(1) Stanford University, Stanford, CA

ABSTRACTS: The Effect of Stress Path on Reservoir Compaction and Permeability

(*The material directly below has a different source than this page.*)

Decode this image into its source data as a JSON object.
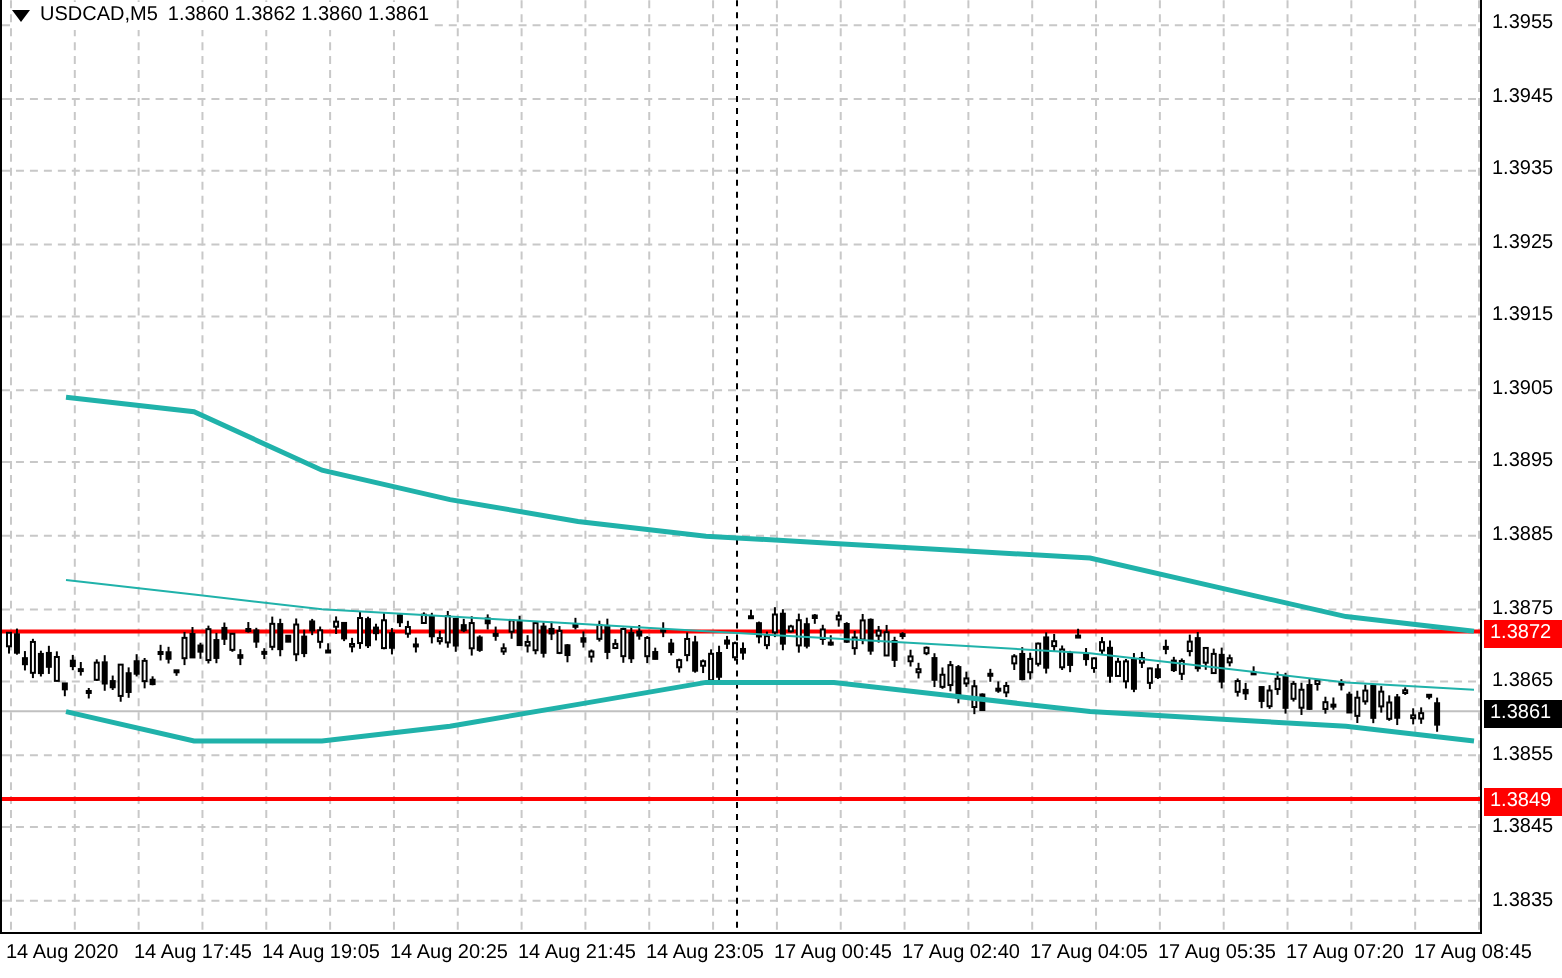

The evolution of the stress state in a depleting reservoir has a significant influence on the changes in physical properties within the reservoir. Utilizing a formalism we refer to as Deformation Analysis in Reservoir Space (DARS) that combines laboratory rock physics experiments with in-situ stress measurements, production-induced porosity and permeability changes can be estimated. Empirical bounds of permeability reductions with compaction have been derived from a number of laboratory studies on Gulf of Mexico sands. The Kozeny-Carman relationship can match the empirical lower bound of permeability reduction with an assumed percolation porosity close to 0% (corresponding to samples with an extremely well-connected pore space). However, the Kozeny-Carman relationship generally underestimates the effect of compaction on permeability changes. Using the empirical porosity change/permeability change relationships, we examine the effects of production-induced deformation on permeability reduction in a Gulf of Mexico reservoir, Field Z, and compare them with in-situ measurements. The DARS analysis indicates that 25 MPa of depletion (~3600psi) will result in a change in porosity from 24% to 21%. The predicted permeability changes range between 40% and 70%, depending on the initial permeability. These predictions correspond reasonably well with measured permeability changes in 3 wells in the field. As most of the porosity and permeability loss associated with depletion are irreversible, stress management may become critical in uncemented sand reservoirs in which inelastic compaction is the dominant mode of reservoir deformation.


AAPG Search and Discovery Article #90026©2004 AAPG Annual Meeting, Dallas, Texas, April 18-21, 2004.